‘Sunlight’ found to lower blood pressure

By Dr John Briffa on 8 May 2013 in Sunlight

There’s abundant evidence linking sunlight exposure with a reduced risk of chronic diseases including heart disease, several forms of cancer, multiple sclerosis and diabetes. If the sun is bright enough and high enough in the sky, sunlight can stimulate the product of vitamin D (actually, a hormone) in the skin. Higher levels of vitamin D in the body are also associated with a reduced risk of chronic disease. This supports the idea that sunlight’s apparent benefits are mediated through the production of vitamin D.

However, the nature of such so-called ‘epidemiological’ evidence proves little. All it tells us is that both higher levels of sunlight exposure and higher levels of vitamin D are associated with better health. None of this actually tells us whether sunlight is beneficial to health and even if it is, that these benefits are brought through higher levels of vitamin D.

However, it’s perhaps worth considering the fact that vitamin D receptors exist widely around the body including fat tissue, the adrenal gland, bone, brain, breast, cartilage, colon, hair follicles, intestine, skeletal muscle (muscles connected to bones such as those in the legs and arms), cardiac (heart) muscle, kidney, liver, ovary, pituitary gland, retina, sperm, thyroid and uterus (womb). The presence of a receptor for a substance can be taken as a sign that this substance exerts some influence over the structure and/or function of that tissue.

Another piece of evidence which points to a direct effect of vitamin D on health is the fact that vitamin D has been found to have the capacity to bind to about 3,000 sites within DNA [1]. This research also found that vitamin D could affect the activity of 229 genes, including several the influence conditions that are linked to vitamin D.

However even if vitamin D directly affects health, this does not mean that the benefits attributed to sunlight are necessarily only related to its ability to boost vitamin D levels. We know, for instance, that light exposure can have a profound influence on mood and sleep during months when no vitamin D will be made in the skin at all.

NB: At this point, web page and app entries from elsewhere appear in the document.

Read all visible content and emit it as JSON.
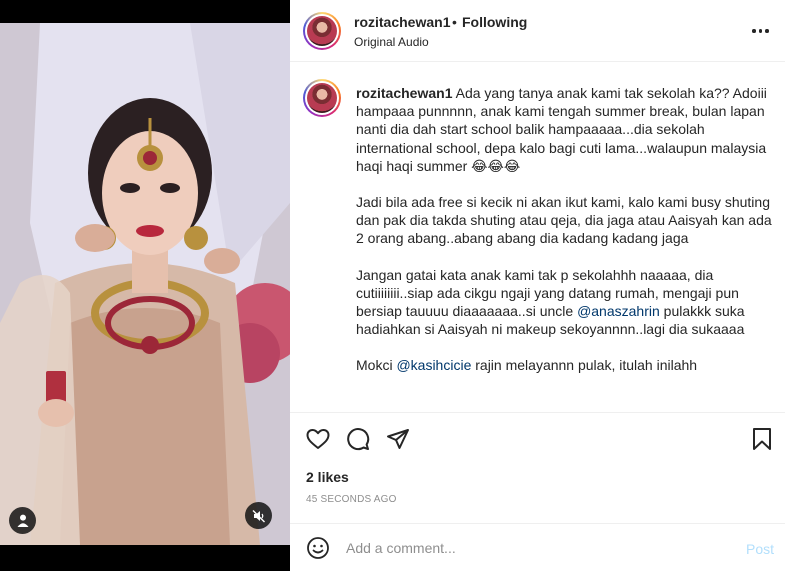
{
  "header": {
    "username": "rozitachewan1",
    "separator": "•",
    "follow_status": "Following",
    "audio": "Original Audio"
  },
  "caption": {
    "username": "rozitachewan1",
    "paragraph1": "Ada yang tanya anak kami tak sekolah ka?? Adoiii hampaaa punnnnn, anak kami tengah summer break, bulan lapan nanti dia dah start school balik hampaaaaa...dia sekolah international school, depa kalo bagi cuti lama...walaupun malaysia haqi haqi summer 😂😂😂",
    "paragraph2": "Jadi bila ada free si kecik ni akan ikut kami, kalo kami busy shuting dan pak dia takda shuting atau qeja, dia jaga atau Aaisyah kan ada 2 orang abang..abang abang dia kadang kadang jaga",
    "paragraph3_before": "Jangan gatai kata anak kami tak p sekolahhh naaaaa, dia cutiiiiiiii..siap ada cikgu ngaji yang datang rumah, mengaji pun bersiap tauuuu diaaaaaaa..si uncle ",
    "paragraph3_mention": "@anaszahrin",
    "paragraph3_after": " pulakkk suka hadiahkan si Aaisyah ni makeup sekoyannnn..lagi dia sukaaaa",
    "paragraph4_before": "Mokci ",
    "paragraph4_mention": "@kasihcicie",
    "paragraph4_after": " rajin melayannn pulak, itulah inilahh"
  },
  "engagement": {
    "likes": "2 likes",
    "timestamp": "45 SECONDS AGO"
  },
  "comment_box": {
    "placeholder": "Add a comment...",
    "post_label": "Post"
  },
  "icons": {
    "like": "heart-icon",
    "comment": "speech-bubble-icon",
    "share": "paper-plane-icon",
    "save": "bookmark-icon",
    "more": "more-options-icon",
    "emoji": "smiley-icon",
    "media_user": "user-icon",
    "media_mute": "speaker-muted-icon"
  },
  "colors": {
    "text": "#262626",
    "secondary": "#8e8e8e",
    "mention": "#00376b",
    "post_disabled": "#b2dffc"
  }
}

Also, in an animal model, light exposure has be found to help multiple sclerosis and that this benefit could not really be explained by changes in vitamin D levels. .

I was interested to read about a piece of research announced today in which the impact of light and vitamin D on blood pressure was assessed. You can read a report of this research here. http://www.sciencedaily.com/releases/2013/05/130507195807.htm

This research, conducted in Edinburgh, UK, involved exposing individuals to a 20-minute session under lamps that gave off ultraviolet light as well as heat. The impact on blood pressure was compared to another session in which the individuals were exposed to similar lamps that gave off heat but no UV light.

According to the report, the UV light exposure led to a significant reduction in blood pressure compared to exposure to heat alone. And, it seems, there was no appreciable change in vitamin D that might explain the difference in effects. The benefits appear to have been put down to an increased production of nitric oxide, which has blood vessel relaxant and blood pressure lowering effects.

Without access to the actual paper (due to be presented at a scientific meeting on Friday) it’s difficult to say much more about this research. But it adds to the idea that the benefits of sunlight are likely to come from mechanisms that go beyond vitamin D. Also, it was interesting to note recognition from the authors of this study that whatever impact sunlight has on skin cancer risk needs to be balanced with whatever benefits may be had in terms of improved cardiovascular health. And that’s before we begin to consider any other benefits sunlight has in terms of chronic diseases such as cancer, diabetes and multiple sclerosis.


1. Ramagopalan SV, et al. A ChIP-seq defined genome-wide map of vitamin D receptor binding: Associations with disease and evolution. Genome Res. 2010 Aug 24. [Epub ahead of print]